Five years ago, Jackie Stephens rolled over in bed and felt a horrible pain in her right breast.
A subsequent mammogram revealed a large lump in her right breast and two smaller ones. Her diagnosis: triple negative breast cancer.
Stephens’ oncologist prescribed a treatment regimen of chemotherapy, a lumpectomy and radiation. When her treatment was finished in July 2015, she believed she was done with cancer forever.
But two short years later, nearly to the day, the 68-year-old woman from South Bend, Indiana, rolled over in bed and experienced the exact pain, in the same spot.
Her triple negative breast cancer was back. And she was devastated.
“It was the fear of the chemo, the fear of losing all of my hair. It was all distressing to me,” Stephens said through tears. “When I look in the mirror I feel like a cancer victim. I don’t like feeling like a cancer victim. I don’t like people staring at me and looking at me and feeling sorry for me. I don’t even like talking about it. I’m not that kind of person.”
The treatment regimen began again. When the cancer didn’t respond to two chemotherapies in combination, a third chemotherapy was added: Adriamycin, known as the “red devil,” because of its red color and toxic side effects, including hair loss.
When that treatment failed, Stephens’ doctors ordered a right breast mastectomy, including removal of all right and left breast lymph nodes, where the cancer had jumped. After surgery, doctors tried a barrage of treatments, including yet another chemotherapy.
Then a body scan at the end of 2018 revealed that Stephens’ cancer had spread to her liver.
That’s when Stephens’ longtime friend, Spike Abernethy, and Dr. Bilal Ansari contacted friends at the IU School of Medicine and asked if anything could be done.
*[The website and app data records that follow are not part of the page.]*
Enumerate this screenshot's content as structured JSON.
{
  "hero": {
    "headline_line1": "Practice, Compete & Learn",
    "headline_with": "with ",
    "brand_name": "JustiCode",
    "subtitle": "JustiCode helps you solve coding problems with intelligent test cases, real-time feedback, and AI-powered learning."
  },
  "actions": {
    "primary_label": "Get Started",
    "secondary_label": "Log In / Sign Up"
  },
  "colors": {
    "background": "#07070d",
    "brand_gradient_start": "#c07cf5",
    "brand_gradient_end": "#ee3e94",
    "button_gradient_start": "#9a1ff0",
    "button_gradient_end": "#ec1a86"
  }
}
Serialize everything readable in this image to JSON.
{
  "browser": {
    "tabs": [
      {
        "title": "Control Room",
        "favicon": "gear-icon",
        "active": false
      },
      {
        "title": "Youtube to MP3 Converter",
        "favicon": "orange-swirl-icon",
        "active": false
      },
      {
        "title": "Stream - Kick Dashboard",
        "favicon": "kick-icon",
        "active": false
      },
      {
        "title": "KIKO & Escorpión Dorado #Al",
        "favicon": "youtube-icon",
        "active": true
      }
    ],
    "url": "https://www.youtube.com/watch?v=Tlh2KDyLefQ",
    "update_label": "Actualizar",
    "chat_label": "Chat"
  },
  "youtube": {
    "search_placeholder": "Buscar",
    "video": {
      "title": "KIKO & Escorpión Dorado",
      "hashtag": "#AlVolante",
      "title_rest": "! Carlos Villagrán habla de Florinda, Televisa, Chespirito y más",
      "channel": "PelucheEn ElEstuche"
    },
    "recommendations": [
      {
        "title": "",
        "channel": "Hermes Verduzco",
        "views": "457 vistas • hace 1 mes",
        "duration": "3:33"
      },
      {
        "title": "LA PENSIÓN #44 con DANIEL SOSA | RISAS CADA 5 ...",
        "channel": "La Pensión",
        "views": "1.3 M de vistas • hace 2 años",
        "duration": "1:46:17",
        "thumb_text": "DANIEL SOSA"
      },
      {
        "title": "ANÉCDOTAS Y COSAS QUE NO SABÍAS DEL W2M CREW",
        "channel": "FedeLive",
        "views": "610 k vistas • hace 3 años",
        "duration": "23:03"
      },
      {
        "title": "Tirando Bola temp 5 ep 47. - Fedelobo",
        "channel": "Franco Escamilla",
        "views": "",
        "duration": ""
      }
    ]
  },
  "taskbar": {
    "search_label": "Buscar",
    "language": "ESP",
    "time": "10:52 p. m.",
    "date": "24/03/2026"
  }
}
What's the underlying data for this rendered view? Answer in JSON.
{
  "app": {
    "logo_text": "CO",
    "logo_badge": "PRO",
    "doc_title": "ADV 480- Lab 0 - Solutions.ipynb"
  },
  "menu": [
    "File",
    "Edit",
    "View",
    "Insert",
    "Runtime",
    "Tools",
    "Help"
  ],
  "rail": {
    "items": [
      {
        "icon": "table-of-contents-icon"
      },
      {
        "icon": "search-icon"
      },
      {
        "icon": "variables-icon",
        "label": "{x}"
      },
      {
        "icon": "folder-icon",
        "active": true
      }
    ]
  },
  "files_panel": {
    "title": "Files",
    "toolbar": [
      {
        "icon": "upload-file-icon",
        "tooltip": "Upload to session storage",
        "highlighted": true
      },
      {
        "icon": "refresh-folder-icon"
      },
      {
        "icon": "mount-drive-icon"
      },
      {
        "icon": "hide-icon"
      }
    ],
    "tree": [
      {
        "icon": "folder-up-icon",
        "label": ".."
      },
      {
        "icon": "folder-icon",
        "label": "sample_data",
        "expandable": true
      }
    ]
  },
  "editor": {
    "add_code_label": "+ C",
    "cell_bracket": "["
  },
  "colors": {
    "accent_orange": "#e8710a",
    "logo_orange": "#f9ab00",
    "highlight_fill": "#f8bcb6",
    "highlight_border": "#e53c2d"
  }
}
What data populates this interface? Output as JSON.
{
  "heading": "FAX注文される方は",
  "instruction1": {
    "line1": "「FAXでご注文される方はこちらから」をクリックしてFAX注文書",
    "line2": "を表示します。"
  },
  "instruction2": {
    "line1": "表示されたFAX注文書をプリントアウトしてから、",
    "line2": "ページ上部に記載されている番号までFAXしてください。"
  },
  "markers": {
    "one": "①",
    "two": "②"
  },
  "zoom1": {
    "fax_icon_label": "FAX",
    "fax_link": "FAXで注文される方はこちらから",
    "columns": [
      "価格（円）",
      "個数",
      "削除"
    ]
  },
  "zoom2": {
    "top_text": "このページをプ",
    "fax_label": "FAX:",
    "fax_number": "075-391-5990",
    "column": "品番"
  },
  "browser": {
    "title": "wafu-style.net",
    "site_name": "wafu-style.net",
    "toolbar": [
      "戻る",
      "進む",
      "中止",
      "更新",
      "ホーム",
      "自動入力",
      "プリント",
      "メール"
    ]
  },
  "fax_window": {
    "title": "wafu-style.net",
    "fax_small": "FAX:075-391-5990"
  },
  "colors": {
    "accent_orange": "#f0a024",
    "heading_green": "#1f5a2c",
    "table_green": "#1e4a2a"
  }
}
Stephens had introduced Abernethy to his wife, Anne, who’d died five years earlier from triple negative breast cancer.
It was during Anne Abernethy’s battle against the disease that the couple became both friends with and donors to Milan Radovich and his laboratory directors, Jeffrey Solzak and Brad Hancock, at the Indiana University School of Medicine.
Stephens and her husband, Phil Krause, traveled to Indianapolis to meet Radovich and Schneider. There they learned about the “Whac-A-Mole” study, a precision guided drug combination approach to treating triple negative breast cancer inspired by the arcade game of the same name. In the game, a player attempts to whack at a mole by anticipating where it will pop up next. The principle, when applied to Radovich’s research, is to determine an effective drug combination based on how a breast cancer might respond to an initial treatment.
Six weeks into the trial, Stephens experienced 52 percent tumor shrinkage, and a second set of scans revealed further improvement. Solzak is continuing precision health research into understanding why Stephens’ tumor is having such a dramatic response.
“I prayed to Anne (Abernethy) that night, thanking her for the response,” Stephens said.
She plans to stay on treatment until it quits working or until the cancer grows again. Radovich and his colleagues are prepared to continue using precision medicine with two additional backup options, just in case.
This clinical trial would not have been possible without the Precision Health Initiative and the support of many additional groups, including 100 Voices of Hope, Catherine Peachey Fund, Vera Bradley Foundation for Breast Cancer and the Breast Cancer Research Fund.
Christine Drury is associate director of research communications with the IU School of Medicine.